McLaren: Film Review
Director: Roger Donaldson
To Formula 1 fans, there's no disputing the dominance of the McLaren racing team.
Time after time, the team's taken countless victories and launched many a driver into pole position on the track and in fans' hearts.
Matthew Metcalfe's documentary about New Zealander Bruce McLaren though may find it a slightly more taxing ask to push past the critical acclaim of Senna, perhaps the ultimate racing documentary ever committed to celluloid.
But for those not really in the know, McLaren's thrill of the race really does still lie in what happens on the track, rather than what goes on off it.
Unfortunately, it's here that this brisk and pacy doco ever so slightly comes up wanting.
Focussing on Bruce McLaren's early years initially, Metcalfe's movie lines up plenty of work colleagues and grease monkey buddies to extol his virtues. And they do an admirable job of passionately explaining why McLaren's attitude and ethos saw so much success on the track.
With drivers referred to as "the Spitfire pilots of the 50s and 60s", Metcalfe cleverly assembles archive footage and stages recreations of the era to create a tapestry of a man who went from the crippled kid with Perthes disease to trailblazer behind the wheel.
There's a great fist to be had from the recollections and recreations, but, at times, this doco doesn't give the more personal moments the chance to breathe and take on their own life during the story. It probably doesn't help that this covers a lot in its 90 minute run-time, and perhaps a more distinct focus on either the man or the team's evolution may have proved slightly more thrilling.
|McLaren: Film Review|
It's the personal side of McLaren that feels sadly wanting.
Granted, excerpts of letters back home from McLaren to his parents while he was away in the UK in the late 50s give tantalising glimpses into his psyche, and McLaren's wife (Miss Caroline Bay from Timaru) fills in some of the blanks, but there is clearly more to be gleaned from the man's personal history. A great amount of footage lingers on the daughter that was born to the racing legacy, but nothing is heard from her, a glaring omission from a voice that could have breathed life into how the family felt with Bruce always being away from home or workaholic.
And McLaren's initial health issues which saw him confined to a gurney, with weights strapped on his legs to deal with a hip issue are simply glossed over after being laid bare. It's a bit of a leap to see this and then a few frames later, McLaren's behind the wheel of a car, racing away. There's no doubting his passion, but sometimes the journey doesn't quite hit all the relevant destinations.
More successful though is the life on the track ethos and story which the film-makers are clearly more interested in bringing to light. With a frenetic speed and some in cockpit camera work, the thrill of the race-track and the adrenaline of the driving is brought vividly to life, and the breakneck danger cleverly realised.
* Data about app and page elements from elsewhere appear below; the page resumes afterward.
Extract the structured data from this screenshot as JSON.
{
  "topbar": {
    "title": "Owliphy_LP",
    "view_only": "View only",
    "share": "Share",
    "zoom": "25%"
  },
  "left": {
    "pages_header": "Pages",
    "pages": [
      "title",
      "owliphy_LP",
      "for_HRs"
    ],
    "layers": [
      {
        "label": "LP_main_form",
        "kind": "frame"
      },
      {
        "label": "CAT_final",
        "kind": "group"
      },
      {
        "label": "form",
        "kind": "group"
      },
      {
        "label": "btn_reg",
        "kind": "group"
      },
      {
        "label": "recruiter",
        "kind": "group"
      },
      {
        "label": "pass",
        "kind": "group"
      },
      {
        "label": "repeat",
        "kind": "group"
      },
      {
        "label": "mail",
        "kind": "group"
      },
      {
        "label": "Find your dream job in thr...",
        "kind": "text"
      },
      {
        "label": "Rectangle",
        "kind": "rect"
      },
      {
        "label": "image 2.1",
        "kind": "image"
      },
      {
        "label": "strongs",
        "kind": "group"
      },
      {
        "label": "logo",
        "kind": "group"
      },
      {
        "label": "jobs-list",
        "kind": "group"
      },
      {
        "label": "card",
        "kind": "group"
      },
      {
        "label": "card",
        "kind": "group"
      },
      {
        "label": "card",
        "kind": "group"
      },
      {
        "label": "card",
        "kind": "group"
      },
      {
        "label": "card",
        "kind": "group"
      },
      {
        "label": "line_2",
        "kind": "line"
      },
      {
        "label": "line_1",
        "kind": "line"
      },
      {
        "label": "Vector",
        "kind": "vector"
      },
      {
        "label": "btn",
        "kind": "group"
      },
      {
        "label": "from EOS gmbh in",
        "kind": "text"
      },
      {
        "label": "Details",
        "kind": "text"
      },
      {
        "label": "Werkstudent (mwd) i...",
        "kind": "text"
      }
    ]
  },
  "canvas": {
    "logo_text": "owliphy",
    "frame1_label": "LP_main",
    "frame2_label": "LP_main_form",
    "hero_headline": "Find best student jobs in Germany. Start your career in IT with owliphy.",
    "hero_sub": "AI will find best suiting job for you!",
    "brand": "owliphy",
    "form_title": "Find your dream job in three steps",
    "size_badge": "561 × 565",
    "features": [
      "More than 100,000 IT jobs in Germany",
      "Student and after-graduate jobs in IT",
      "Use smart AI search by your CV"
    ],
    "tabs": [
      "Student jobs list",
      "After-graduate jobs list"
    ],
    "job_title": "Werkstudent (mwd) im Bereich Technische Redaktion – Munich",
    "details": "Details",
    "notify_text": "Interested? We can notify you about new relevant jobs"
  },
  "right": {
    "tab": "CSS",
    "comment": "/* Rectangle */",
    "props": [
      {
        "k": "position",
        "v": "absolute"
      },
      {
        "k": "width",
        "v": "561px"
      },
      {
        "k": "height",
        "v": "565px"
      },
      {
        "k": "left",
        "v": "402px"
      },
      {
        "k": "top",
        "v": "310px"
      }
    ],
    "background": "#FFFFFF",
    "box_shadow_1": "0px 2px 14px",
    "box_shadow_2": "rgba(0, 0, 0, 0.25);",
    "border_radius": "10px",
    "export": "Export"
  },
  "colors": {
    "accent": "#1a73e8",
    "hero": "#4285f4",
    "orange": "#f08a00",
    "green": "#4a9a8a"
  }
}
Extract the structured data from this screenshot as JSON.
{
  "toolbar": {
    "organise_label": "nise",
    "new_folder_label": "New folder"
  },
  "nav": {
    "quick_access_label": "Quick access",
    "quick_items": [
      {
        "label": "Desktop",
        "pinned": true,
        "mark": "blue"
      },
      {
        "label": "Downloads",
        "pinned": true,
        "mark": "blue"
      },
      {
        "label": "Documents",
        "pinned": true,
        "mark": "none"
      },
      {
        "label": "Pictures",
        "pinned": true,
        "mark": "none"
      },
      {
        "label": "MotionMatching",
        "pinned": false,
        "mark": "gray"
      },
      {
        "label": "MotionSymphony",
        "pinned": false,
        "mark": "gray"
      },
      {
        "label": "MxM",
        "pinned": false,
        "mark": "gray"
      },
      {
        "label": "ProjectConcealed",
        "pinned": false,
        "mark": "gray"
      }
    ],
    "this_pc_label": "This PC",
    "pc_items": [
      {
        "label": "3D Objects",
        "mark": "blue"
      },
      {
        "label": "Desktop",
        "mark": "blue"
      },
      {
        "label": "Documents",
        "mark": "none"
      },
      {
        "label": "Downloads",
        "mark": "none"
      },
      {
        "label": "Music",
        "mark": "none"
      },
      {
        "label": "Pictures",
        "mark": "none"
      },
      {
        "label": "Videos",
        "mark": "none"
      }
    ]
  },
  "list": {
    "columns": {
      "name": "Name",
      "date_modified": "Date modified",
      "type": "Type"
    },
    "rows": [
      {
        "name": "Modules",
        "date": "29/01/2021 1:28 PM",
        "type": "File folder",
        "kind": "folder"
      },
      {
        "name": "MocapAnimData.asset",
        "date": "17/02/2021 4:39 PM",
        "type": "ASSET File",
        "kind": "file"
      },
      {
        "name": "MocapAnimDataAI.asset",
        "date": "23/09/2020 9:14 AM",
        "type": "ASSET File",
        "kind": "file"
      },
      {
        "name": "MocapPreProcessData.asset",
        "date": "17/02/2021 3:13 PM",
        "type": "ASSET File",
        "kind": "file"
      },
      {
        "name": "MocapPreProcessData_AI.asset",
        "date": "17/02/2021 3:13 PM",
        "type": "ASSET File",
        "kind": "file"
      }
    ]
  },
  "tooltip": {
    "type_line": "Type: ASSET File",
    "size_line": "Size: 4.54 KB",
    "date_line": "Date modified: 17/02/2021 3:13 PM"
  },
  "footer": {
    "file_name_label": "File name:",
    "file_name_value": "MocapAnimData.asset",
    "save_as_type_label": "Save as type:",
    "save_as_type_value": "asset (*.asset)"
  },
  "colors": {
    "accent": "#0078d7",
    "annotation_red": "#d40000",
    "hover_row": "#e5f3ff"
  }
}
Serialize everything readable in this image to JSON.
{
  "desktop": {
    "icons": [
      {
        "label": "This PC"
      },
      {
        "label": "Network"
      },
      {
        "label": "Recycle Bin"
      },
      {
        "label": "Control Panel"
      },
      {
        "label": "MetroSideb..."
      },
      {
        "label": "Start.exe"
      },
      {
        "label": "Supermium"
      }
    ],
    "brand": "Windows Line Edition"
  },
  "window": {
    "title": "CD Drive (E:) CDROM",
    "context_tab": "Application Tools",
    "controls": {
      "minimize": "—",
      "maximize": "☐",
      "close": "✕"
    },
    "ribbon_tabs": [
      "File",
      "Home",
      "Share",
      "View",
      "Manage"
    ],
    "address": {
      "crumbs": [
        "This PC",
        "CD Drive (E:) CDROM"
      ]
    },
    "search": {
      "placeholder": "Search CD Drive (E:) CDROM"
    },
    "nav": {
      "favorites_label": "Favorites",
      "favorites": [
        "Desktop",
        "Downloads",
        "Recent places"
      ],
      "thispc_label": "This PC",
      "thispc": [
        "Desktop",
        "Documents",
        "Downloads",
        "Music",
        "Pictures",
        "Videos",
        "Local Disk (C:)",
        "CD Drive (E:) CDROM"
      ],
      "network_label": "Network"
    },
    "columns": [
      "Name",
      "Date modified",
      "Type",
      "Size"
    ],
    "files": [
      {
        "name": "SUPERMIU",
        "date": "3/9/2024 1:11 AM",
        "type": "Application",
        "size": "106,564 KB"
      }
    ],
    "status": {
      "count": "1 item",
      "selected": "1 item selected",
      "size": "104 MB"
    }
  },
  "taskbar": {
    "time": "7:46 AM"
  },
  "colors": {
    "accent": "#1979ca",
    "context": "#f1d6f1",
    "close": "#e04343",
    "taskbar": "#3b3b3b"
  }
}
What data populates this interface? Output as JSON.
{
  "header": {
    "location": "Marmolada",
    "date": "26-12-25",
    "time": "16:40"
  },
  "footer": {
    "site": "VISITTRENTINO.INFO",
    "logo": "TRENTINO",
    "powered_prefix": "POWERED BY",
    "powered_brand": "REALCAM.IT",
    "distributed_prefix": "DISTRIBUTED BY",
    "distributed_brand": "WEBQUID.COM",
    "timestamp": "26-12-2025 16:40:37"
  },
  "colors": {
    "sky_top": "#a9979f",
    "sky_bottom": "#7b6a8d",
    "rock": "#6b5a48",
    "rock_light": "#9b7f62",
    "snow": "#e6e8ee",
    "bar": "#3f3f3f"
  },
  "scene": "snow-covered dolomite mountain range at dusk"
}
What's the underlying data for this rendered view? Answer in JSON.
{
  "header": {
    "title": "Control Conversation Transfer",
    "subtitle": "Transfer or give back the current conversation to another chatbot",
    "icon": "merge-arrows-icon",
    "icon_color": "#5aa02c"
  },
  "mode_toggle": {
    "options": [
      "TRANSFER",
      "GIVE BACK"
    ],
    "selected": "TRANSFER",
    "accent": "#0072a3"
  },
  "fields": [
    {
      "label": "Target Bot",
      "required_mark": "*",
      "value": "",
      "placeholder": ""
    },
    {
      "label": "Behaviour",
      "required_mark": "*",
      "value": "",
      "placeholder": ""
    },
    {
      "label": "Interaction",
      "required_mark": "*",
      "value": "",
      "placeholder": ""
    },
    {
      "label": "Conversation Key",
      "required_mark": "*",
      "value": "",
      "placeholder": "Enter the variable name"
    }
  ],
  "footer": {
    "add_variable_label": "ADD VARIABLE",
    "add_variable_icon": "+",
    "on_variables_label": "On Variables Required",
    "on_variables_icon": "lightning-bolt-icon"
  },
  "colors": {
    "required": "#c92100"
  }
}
But McLaren never fully glorifies the racing, and the solemnity of one driver's death, before McLaren's own untimely passing, are given the space needed to lend this movie some of the emotional heft that is lacking earlier on. Much like Senna's awful and unnecessary death that happens with a simple crunching sound in the original doco, the tragic demise of McLaren packs a powerful wallop later on. And certainly, as the engineers of the team recount the moments after his fatal crash at Goodwood Circuit in June 1970 weigh heavy with such openness and raw recollections that it almost feels intrusive to see them suffer still.
McLaren is by no means a disaster - it's a solid tale of the Kiwi mentality and pluck behind the wheel that gives voice to one of perhaps our lesser known stories and heroes. But by making this doco gloss over the moments that would more fully define the man at the centre, the film still leaves you feeling he's a nice guy, but an enigma to anyone other than those who knew him.